* [EXERCISE]:
Which of the lines below hold the word "true"? Pull each of them out.

(Items from an interface collection)
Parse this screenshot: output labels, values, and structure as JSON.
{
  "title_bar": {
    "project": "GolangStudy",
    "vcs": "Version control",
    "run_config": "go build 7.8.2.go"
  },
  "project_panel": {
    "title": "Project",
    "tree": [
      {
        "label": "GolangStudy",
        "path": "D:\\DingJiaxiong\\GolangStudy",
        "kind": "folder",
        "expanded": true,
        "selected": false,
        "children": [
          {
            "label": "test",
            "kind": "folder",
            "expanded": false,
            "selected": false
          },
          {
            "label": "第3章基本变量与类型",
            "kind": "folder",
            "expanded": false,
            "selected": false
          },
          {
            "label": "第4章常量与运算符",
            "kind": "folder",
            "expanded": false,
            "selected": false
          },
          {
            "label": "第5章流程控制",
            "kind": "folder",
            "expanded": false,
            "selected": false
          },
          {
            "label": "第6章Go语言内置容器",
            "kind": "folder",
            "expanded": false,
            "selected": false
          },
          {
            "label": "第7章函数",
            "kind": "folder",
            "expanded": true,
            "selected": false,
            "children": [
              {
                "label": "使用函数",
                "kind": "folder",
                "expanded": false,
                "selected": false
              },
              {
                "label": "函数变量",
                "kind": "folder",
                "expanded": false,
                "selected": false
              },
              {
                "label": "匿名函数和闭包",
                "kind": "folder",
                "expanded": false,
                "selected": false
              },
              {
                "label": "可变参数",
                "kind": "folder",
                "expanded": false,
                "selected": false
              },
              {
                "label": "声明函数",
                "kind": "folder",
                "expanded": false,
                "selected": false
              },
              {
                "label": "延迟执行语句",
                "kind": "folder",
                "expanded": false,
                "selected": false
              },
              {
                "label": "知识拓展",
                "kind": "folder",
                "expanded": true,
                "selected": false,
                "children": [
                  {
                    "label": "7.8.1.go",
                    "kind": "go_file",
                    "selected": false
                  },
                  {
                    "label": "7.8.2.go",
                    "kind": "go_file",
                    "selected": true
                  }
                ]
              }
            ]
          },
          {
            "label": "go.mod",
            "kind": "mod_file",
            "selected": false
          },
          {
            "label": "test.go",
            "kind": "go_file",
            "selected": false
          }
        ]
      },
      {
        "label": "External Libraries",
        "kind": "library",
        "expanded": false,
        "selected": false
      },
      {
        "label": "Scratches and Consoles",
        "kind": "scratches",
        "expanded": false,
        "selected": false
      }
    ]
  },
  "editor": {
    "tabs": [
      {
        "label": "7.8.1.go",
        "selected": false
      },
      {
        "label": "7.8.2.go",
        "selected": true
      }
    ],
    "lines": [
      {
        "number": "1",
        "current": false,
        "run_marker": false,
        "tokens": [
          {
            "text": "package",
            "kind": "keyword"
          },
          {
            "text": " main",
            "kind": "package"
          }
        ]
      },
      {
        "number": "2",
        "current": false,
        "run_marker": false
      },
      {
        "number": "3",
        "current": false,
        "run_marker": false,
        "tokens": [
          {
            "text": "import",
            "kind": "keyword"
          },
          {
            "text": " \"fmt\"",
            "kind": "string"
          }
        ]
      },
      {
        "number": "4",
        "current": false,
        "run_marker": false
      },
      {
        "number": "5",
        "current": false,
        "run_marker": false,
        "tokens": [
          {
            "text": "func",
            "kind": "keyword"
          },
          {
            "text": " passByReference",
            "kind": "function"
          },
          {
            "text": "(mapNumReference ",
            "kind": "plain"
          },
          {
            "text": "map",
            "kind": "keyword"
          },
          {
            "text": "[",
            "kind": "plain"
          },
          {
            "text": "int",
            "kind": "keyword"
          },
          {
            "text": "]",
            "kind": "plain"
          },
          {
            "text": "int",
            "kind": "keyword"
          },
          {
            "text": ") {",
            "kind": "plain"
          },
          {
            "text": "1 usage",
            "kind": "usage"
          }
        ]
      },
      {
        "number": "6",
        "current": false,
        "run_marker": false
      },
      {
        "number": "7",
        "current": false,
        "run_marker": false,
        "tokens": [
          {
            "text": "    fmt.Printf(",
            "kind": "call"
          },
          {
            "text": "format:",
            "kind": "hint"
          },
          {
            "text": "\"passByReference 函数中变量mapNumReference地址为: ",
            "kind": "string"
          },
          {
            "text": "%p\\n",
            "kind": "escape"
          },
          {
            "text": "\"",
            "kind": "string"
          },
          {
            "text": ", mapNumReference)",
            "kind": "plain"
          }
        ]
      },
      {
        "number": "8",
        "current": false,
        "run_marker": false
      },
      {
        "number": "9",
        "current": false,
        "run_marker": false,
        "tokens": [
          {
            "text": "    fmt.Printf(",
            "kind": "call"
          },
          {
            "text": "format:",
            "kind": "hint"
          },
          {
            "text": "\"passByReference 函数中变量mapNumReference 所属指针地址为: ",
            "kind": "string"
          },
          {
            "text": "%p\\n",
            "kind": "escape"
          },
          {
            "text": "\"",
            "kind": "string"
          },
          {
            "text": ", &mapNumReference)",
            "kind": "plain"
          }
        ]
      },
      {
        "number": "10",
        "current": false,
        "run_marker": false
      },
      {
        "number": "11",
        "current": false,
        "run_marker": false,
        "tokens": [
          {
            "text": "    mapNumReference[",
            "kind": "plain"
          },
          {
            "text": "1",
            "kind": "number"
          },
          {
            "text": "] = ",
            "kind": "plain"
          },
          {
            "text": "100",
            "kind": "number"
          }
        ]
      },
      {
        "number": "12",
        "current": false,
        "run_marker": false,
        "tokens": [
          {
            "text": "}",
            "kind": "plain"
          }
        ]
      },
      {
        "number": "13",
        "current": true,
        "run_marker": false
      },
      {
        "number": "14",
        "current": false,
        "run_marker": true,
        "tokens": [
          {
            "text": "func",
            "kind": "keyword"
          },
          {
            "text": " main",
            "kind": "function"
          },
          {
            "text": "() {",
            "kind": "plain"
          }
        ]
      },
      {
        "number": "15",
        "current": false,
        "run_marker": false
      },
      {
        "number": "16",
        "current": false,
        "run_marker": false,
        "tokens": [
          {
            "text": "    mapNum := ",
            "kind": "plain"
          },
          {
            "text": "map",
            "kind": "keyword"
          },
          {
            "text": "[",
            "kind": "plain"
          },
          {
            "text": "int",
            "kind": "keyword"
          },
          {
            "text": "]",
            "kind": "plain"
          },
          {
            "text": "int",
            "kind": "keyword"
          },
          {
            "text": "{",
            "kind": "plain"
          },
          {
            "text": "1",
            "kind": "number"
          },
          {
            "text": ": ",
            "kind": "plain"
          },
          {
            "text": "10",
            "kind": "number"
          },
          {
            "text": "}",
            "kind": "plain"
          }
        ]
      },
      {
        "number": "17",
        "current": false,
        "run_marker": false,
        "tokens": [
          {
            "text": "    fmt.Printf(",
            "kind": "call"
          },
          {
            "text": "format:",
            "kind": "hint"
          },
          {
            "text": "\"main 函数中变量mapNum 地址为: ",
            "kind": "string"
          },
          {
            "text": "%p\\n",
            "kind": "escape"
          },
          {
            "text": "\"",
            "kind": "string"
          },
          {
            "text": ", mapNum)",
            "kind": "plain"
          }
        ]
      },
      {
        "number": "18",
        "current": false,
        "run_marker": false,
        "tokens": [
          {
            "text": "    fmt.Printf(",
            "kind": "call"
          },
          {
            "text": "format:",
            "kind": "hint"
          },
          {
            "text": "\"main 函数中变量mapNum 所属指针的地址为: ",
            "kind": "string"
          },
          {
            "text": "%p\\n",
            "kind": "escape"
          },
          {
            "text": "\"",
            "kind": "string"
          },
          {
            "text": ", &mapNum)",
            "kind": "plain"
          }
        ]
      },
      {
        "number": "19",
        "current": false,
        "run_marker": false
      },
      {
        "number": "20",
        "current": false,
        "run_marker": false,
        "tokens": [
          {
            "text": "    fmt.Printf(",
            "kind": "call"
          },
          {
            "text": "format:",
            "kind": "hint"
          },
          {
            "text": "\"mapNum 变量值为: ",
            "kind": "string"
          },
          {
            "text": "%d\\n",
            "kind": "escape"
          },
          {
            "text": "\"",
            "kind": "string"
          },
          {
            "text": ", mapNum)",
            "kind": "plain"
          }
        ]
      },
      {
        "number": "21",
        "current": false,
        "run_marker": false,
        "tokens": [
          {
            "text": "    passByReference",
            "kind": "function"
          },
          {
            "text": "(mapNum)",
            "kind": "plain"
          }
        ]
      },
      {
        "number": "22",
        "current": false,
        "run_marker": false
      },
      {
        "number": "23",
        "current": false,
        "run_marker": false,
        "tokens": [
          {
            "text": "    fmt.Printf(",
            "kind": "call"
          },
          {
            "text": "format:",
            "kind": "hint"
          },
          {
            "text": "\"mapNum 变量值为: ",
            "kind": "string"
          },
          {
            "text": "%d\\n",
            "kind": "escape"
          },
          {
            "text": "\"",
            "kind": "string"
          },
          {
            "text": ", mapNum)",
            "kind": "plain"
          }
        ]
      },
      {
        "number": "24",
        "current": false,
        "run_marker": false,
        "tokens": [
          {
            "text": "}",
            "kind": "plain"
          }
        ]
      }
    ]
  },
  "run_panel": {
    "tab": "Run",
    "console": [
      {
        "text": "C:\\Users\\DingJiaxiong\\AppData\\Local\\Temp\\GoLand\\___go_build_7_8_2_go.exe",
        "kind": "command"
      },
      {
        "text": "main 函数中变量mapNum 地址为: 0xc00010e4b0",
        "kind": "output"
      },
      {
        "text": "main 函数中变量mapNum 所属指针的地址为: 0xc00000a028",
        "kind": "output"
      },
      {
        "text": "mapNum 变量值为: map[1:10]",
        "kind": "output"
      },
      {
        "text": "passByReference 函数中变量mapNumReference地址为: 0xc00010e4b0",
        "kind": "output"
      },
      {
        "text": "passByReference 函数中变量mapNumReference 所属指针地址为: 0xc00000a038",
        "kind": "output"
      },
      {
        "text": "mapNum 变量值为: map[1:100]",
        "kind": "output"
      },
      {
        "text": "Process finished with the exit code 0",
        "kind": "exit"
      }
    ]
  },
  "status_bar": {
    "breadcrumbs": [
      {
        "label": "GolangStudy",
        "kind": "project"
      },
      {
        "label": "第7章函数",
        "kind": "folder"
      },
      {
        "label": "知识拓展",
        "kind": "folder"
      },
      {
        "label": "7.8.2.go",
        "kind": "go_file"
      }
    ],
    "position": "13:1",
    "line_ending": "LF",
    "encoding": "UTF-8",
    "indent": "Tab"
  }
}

* [RESPONSE BOX]:
        "expanded": true,
            "expanded": true,
                "expanded": true,
                    "selected": true
        "selected": true
        "current": true,
        "run_marker": true,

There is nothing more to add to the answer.